ritual, communication Roumpou, Ritual and the Poetics of Closure in Flavian Literature (2023) 122
ritual, denied Roumpou, Ritual and the Poetics of Closure in Flavian Literature (2023) 119, 122
ritual, false Roumpou, Ritual and the Poetics of Closure in Flavian Literature (2023) 119
ritual, mocked Roumpou, Ritual and the Poetics of Closure in Flavian Literature (2023) 119
ritual, perverted Roumpou, Ritual and the Poetics of Closure in Flavian Literature (2023) 119
ritual, reversed Roumpou, Ritual and the Poetics of Closure in Flavian Literature (2023) 119
ritual Roumpou, Ritual and the Poetics of Closure in Flavian Literature (2023) 119, 122
sacrifice Roumpou, Ritual and the Poetics of Closure in Flavian Literature (2023) 119
saguntum, siege Mcclellan, Paulinus Noster: Self and Symbols in the Letters of Paulinus of Nola (2019) 100, 102, 105
scipio (africanus) Roumpou, Ritual and the Poetics of Closure in Flavian Literature (2023) 119, 122
tagus (spanish king) Roumpou, Ritual and the Poetics of Closure in Flavian Literature (2023) 122
tarquitus Mcclellan, Paulinus Noster: Self and Symbols in the Letters of Paulinus of Nola (2019) 105
teichoscopia' Mcclellan, Paulinus Noster: Self and Symbols in the Letters of Paulinus of Nola (2019) 100
theron, abuses asbyte's corpse" Mcclellan, Paulinus Noster: Self and Symbols in the Letters of Paulinus of Nola (2019) 100, 102
theron, post mortem abuse of Mcclellan, Paulinus Noster: Self and Symbols in the Letters of Paulinus of Nola (2019) 100, 102, 105
theron Mcclellan, Paulinus Noster: Self and Symbols in the Letters of Paulinus of Nola (2019) 100, 102, 105; Roumpou, Ritual and the Poetics of Closure in Flavian Literature (2023) 119, 122
trasimene Roumpou, Ritual and the Poetics of Closure in Flavian Literature (2023) 122
triumph, of scipio Roumpou, Ritual and the Poetics of Closure in Flavian Literature (2023) 119
turnus, and hannibal Mcclellan, Paulinus Noster: Self and Symbols in the Letters of Paulinus of Nola (2019) 105

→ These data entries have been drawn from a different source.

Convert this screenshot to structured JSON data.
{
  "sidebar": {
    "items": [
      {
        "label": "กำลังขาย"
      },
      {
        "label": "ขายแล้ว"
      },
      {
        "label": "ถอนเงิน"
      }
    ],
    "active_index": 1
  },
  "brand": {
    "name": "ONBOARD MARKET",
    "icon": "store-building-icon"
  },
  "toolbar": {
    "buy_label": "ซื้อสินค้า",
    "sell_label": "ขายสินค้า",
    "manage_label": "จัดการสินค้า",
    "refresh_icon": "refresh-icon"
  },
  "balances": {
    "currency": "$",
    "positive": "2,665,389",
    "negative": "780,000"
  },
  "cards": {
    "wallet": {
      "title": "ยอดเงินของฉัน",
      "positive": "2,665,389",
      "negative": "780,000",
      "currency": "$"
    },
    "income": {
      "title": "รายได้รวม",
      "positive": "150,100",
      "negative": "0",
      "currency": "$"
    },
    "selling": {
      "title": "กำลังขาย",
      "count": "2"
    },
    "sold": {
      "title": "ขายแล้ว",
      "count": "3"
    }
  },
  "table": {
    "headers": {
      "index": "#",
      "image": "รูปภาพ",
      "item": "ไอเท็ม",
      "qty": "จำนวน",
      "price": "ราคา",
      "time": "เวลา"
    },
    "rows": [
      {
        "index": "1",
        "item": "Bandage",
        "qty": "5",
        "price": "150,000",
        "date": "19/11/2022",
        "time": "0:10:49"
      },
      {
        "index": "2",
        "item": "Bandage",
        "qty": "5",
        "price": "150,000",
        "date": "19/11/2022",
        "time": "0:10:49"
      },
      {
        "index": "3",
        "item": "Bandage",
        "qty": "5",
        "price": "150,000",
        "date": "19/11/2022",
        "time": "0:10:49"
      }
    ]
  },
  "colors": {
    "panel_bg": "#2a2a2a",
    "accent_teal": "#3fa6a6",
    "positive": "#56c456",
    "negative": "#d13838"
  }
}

turnus, and theron Mcclellan, Paulinus Noster: Self and Symbols in the Letters of Paulinus of Nola (2019) 105
turnus, post mortem abuse of? Mcclellan, Paulinus Noster: Self and Symbols in the Letters of Paulinus of Nola (2019) 105
zama Roumpou, Ritual and the Poetics of Closure in Flavian Literature (2023) 119